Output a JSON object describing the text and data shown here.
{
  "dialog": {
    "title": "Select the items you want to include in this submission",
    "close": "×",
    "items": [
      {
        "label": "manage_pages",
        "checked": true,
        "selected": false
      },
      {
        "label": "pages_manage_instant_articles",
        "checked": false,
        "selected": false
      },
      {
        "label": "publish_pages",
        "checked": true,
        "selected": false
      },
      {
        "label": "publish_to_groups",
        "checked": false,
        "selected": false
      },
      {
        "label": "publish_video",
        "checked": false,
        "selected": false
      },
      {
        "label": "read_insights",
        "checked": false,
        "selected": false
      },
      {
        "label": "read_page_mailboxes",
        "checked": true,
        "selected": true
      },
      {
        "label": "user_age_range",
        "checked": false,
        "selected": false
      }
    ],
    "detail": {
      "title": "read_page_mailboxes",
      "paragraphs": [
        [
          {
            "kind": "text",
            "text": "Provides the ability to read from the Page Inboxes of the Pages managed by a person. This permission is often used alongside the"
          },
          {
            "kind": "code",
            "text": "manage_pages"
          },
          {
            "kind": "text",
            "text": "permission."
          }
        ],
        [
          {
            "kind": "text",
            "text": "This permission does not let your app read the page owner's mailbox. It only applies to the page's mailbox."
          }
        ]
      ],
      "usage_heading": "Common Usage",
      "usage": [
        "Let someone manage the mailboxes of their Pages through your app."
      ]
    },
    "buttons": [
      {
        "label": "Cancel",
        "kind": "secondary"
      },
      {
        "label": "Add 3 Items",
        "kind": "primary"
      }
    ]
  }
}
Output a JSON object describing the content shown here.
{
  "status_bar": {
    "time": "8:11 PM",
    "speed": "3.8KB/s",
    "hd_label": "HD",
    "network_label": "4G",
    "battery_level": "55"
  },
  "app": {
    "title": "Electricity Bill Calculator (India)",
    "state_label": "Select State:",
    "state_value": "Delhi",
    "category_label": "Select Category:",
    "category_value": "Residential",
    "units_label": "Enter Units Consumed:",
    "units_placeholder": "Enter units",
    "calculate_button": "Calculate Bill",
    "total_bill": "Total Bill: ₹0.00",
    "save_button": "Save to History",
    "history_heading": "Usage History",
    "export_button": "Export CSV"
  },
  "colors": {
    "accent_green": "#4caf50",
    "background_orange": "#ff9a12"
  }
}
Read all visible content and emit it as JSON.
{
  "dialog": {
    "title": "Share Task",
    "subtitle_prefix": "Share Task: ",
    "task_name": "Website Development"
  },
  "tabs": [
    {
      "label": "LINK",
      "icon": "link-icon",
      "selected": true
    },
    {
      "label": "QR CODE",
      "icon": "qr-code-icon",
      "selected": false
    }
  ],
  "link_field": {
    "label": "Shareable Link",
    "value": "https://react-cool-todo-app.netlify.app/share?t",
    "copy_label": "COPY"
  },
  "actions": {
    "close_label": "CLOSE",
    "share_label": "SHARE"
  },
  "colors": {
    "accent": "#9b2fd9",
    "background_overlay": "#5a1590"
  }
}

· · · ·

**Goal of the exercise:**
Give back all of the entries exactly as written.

**Output of the task:**
Output a JSON object describing the text and data shown here.
{
  "dialog": {
    "title": "Select the items you want to include in this submission",
    "close": "×",
    "items": [
      {
        "label": "manage_pages",
        "checked": true,
        "selected": false
      },
      {
        "label": "pages_manage_instant_articles",
        "checked": false,
        "selected": false
      },
      {
        "label": "publish_pages",
        "checked": true,
        "selected": false
      },
      {
        "label": "publish_to_groups",
        "checked": false,
        "selected": false
      },
      {
        "label": "publish_video",
        "checked": false,
        "selected": false
      },
      {
        "label": "read_insights",
        "checked": false,
        "selected": false
      },
      {
        "label": "read_page_mailboxes",
        "checked": true,
        "selected": true
      },
      {
        "label": "user_age_range",
        "checked": false,
        "selected": false
      }
    ],
    "detail": {
      "title": "read_page_mailboxes",
      "paragraphs": [
        [
          {
            "kind": "text",
            "text": "Provides the ability to read from the Page Inboxes of the Pages managed by a person. This permission is often used alongside the"
          },
          {
            "kind": "code",
            "text": "manage_pages"
          },
          {
            "kind": "text",
            "text": "permission."
          }
        ],
        [
          {
            "kind": "text",
            "text": "This permission does not let your app read the page owner's mailbox. It only applies to the page's mailbox."
          }
        ]
      ],
      "usage_heading": "Common Usage",
      "usage": [
        "Let someone manage the mailboxes of their Pages through your app."
      ]
    },
    "buttons": [
      {
        "label": "Cancel",
        "kind": "secondary"
      },
      {
        "label": "Add 3 Items",
        "kind": "primary"
      }
    ]
  }
}
Output a JSON object describing the content shown here.
{
  "status_bar": {
    "time": "8:11 PM",
    "speed": "3.8KB/s",
    "hd_label": "HD",
    "network_label": "4G",
    "battery_level": "55"
  },
  "app": {
    "title": "Electricity Bill Calculator (India)",
    "state_label": "Select State:",
    "state_value": "Delhi",
    "category_label": "Select Category:",
    "category_value": "Residential",
    "units_label": "Enter Units Consumed:",
    "units_placeholder": "Enter units",
    "calculate_button": "Calculate Bill",
    "total_bill": "Total Bill: ₹0.00",
    "save_button": "Save to History",
    "history_heading": "Usage History",
    "export_button": "Export CSV"
  },
  "colors": {
    "accent_green": "#4caf50",
    "background_orange": "#ff9a12"
  }
}
Read all visible content and emit it as JSON.
{
  "dialog": {
    "title": "Share Task",
    "subtitle_prefix": "Share Task: ",
    "task_name": "Website Development"
  },
  "tabs": [
    {
      "label": "LINK",
      "icon": "link-icon",
      "selected": true
    },
    {
      "label": "QR CODE",
      "icon": "qr-code-icon",
      "selected": false
    }
  ],
  "link_field": {
    "label": "Shareable Link",
    "value": "https://react-cool-todo-app.netlify.app/share?t",
    "copy_label": "COPY"
  },
  "actions": {
    "close_label": "CLOSE",
    "share_label": "SHARE"
  },
  "colors": {
    "accent": "#9b2fd9",
    "background_overlay": "#5a1590"
  }
}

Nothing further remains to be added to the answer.